The congress is still sitting, and will wait the result of their last petition.2
8. We normally print the earliest version of a document, but this is an exception. In a speech in the House of Commons on Dec. 5, 1777, Hartley mentioned that he had read BF’s letter to the House a few days after receiving it, presumably late in 1775, and that it had been ignored; he then quoted this extract. Cobbett, Parliamentary History, XIX (1777–78), 553. His copy of it, incorporated in the draft of his speech (Berkshire Record Office), is the earliest surviving version. The other copy, in the hand of C.-G.-F. Dumas, is headed by a note that it was derived from the speech as printed in The London Evening-Post of Jan. 20–22, 1778. Our text differs slightly and inconsequentially from these versions, and is likely to be more authentic because BF was in touch with Vaughan while the edition was taking form.

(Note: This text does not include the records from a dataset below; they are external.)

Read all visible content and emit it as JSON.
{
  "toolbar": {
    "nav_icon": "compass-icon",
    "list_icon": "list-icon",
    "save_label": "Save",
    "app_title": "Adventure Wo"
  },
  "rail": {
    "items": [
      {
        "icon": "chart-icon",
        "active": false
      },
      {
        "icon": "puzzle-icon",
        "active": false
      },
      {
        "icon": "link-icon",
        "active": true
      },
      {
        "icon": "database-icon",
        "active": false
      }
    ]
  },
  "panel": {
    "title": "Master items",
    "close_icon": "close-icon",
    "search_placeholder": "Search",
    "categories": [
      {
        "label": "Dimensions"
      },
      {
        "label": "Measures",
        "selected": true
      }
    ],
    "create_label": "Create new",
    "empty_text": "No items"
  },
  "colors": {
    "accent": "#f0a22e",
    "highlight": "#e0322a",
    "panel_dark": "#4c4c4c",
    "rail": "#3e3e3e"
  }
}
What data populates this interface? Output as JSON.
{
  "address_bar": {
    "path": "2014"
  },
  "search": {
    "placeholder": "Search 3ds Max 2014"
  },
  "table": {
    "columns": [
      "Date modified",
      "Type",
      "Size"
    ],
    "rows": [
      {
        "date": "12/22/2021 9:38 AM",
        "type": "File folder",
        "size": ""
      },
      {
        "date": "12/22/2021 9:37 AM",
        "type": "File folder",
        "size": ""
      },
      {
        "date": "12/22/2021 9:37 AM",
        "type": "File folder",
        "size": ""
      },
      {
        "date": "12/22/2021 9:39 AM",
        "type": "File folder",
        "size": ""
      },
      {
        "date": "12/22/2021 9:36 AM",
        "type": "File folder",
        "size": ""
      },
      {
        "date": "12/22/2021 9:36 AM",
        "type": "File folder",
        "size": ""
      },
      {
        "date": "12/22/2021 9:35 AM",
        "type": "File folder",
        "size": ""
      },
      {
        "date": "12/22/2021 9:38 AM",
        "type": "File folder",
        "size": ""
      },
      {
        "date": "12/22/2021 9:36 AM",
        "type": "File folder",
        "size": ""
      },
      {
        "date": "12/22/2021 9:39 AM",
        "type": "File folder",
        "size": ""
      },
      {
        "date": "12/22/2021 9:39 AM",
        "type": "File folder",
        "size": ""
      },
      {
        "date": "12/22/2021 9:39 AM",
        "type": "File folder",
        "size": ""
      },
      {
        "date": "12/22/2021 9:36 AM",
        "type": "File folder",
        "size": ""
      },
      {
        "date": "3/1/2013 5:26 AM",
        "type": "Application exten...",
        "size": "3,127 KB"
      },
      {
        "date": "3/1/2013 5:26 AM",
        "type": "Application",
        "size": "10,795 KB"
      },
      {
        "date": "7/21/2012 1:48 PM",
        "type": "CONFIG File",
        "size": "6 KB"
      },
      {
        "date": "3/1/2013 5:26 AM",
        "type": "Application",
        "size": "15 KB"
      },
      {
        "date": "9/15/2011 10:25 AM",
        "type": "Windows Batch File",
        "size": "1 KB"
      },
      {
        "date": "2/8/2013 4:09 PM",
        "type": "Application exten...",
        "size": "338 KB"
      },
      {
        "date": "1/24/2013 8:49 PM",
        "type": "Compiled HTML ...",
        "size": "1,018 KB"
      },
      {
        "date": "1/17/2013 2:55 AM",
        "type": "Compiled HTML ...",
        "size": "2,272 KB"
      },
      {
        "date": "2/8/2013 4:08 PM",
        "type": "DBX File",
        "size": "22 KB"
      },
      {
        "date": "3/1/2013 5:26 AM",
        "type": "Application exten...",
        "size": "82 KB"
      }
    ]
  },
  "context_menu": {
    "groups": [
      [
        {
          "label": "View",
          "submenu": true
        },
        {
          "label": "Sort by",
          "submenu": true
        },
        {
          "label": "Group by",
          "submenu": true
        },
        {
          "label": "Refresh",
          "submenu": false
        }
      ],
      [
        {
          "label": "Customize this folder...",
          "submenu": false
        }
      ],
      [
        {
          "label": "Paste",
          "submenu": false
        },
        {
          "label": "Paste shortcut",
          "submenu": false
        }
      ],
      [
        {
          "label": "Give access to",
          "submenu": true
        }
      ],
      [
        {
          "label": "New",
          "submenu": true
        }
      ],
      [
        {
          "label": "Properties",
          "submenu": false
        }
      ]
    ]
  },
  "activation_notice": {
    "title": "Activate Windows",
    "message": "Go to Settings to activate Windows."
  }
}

9. The adage, which was French rather than Italian, appeared in Poor Richard in 1733: above, I, 316.
1. Perhaps a reference to “Gazettes of blood” in Hartley’s letter above, July 31.
2. The petition discussed above, July 8. Dumas’ copy has a note here that must be his own; it is not in the text in the Evening-Post or in Vaughan: “This result has been, That no answer should be given.” The result was not known in Philadelphia until November: Pa. Gaz., Nov. 1, 1775. Dumas may have learned it from a newspaper enclosed in BF’s letter below, Dec. 9, 1775, or may have seen the announcement in the London papers that an answer to a legally nonexistent body was “thought beneath the dignity of government.” London Chron., Aug. 22–24; Public Advertiser, Aug. 25, 1775.